Consideration was also given to how the work is installed and shown – Wil-o-wisp is projected on a transparent screen, which echoes a scene in the film that features a rear projection screen. ‘This state that people were in at this time and place was so disorienting, almost close to psychedelic, so in the gallery I wanted to create a feeling of that, with light,’ Rose says. ‘We also doubled scrim, hanging floor to ceiling, to create a moiré effect, so that when you’re in the gallery watching, the room is illuminated with this shimmering and shifting light, which felt like an extension of Wil-o-wisp.’ The film itself also features layers of moiré visual effects, so that at times, the work and the edges of the room almost blend into one.
Rose now has another major work in production, again crafting a complex narrative and utilising actors, set during the same time period. ‘The ideas in Wil-o-wisp crystalised what I’ve been thinking about for a long time.
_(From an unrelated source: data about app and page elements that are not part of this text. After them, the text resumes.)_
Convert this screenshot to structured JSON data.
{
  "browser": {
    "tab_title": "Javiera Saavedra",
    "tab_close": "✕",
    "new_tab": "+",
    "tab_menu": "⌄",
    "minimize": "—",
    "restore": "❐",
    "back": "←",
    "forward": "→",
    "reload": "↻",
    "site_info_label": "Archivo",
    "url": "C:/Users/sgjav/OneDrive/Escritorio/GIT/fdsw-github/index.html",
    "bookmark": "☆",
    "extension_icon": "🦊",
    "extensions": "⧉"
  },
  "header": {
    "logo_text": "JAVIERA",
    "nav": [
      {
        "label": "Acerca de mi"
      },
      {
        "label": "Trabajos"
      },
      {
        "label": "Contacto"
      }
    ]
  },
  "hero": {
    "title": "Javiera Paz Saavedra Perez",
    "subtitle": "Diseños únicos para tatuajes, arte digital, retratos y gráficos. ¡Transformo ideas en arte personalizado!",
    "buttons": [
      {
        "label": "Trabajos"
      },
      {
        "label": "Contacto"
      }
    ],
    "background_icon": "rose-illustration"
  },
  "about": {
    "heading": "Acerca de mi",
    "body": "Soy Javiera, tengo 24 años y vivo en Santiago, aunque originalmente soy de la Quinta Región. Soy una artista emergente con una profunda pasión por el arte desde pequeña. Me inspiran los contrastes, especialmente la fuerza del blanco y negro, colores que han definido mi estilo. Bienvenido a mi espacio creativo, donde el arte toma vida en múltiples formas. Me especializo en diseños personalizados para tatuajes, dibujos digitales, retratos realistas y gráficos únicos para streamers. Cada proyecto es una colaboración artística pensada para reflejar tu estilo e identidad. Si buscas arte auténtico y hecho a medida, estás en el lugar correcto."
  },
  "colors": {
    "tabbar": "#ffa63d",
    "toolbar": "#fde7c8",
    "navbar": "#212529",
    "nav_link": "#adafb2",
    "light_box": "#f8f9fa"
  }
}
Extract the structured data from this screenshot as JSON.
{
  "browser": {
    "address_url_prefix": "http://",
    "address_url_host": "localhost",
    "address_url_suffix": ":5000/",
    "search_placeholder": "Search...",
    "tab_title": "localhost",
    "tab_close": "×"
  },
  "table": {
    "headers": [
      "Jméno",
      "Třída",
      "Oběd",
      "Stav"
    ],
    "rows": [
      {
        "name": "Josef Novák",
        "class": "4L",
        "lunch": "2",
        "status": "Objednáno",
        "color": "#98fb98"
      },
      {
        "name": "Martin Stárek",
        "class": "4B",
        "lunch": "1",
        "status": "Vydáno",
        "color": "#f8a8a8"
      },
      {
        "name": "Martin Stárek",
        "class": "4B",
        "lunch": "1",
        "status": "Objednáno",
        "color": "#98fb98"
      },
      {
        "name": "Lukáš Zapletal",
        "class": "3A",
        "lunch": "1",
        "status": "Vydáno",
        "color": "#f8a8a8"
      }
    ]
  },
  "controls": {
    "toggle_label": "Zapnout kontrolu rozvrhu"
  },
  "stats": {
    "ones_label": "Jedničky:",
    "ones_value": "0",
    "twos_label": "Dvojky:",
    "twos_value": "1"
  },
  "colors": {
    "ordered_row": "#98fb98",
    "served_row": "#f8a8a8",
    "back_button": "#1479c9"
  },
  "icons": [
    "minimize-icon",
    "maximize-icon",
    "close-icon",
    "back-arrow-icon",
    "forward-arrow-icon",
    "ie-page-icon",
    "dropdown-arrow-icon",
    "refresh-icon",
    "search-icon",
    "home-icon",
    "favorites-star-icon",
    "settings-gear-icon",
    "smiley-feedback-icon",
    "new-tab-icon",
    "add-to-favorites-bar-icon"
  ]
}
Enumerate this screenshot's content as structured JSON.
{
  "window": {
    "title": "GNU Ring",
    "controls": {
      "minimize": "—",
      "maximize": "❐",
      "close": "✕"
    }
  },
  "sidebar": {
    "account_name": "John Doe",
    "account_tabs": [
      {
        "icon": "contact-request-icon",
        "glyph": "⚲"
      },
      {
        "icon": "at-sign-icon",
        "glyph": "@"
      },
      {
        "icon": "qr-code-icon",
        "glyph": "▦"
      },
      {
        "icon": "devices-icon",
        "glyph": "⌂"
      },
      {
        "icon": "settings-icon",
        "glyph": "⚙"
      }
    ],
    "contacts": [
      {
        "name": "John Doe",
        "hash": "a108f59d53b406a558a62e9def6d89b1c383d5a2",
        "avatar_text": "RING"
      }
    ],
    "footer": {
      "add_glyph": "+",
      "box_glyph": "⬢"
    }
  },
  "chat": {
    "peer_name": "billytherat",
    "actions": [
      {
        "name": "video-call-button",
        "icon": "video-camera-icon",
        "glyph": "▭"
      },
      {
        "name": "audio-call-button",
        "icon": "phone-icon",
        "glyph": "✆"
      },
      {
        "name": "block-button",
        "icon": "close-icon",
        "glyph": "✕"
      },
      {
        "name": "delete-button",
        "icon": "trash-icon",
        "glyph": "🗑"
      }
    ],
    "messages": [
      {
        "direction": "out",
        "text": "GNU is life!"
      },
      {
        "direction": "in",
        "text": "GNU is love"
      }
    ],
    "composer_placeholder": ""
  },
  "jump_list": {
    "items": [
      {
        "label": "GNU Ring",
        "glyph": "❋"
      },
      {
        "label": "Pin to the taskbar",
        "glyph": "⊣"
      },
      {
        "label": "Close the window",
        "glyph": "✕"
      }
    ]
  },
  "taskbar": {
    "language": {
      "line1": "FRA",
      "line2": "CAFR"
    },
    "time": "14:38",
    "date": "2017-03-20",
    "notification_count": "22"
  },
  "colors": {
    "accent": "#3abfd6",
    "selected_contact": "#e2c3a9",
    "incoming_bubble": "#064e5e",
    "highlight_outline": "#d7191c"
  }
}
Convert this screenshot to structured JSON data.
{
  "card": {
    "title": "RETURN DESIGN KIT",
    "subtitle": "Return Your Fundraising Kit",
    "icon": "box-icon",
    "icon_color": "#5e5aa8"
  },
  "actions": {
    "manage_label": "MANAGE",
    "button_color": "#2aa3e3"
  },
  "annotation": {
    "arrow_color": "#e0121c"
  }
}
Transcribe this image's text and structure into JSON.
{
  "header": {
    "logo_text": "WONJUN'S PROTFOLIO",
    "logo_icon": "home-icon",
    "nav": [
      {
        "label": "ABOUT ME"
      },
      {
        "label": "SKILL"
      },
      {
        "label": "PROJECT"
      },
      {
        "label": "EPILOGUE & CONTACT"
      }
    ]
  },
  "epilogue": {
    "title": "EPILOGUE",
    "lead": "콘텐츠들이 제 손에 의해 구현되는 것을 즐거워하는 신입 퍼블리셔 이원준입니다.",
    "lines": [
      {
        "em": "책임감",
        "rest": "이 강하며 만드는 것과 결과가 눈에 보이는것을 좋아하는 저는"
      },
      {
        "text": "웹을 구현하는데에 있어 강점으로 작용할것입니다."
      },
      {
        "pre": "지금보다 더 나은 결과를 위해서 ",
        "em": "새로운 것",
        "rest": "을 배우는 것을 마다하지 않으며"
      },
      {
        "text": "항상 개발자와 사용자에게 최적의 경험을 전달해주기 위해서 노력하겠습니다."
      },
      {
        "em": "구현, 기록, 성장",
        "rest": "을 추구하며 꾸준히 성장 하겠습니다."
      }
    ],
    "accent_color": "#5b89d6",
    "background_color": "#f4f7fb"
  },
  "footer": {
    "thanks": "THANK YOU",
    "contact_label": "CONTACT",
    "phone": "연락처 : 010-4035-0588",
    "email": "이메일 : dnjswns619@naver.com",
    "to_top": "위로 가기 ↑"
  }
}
Working so closely with an institution to create something [has also] allowed me to feel open and ready to move in a different direction,’ she adds. ‘It really made me feel much more expansive in where I can go. It wasn’t just about the funding, but also the support around it. It’s definitely been life-changing for me.’∂
rose, whose new filmWil-o-wisp was inspired by beliefs and life in 16th century agrarian england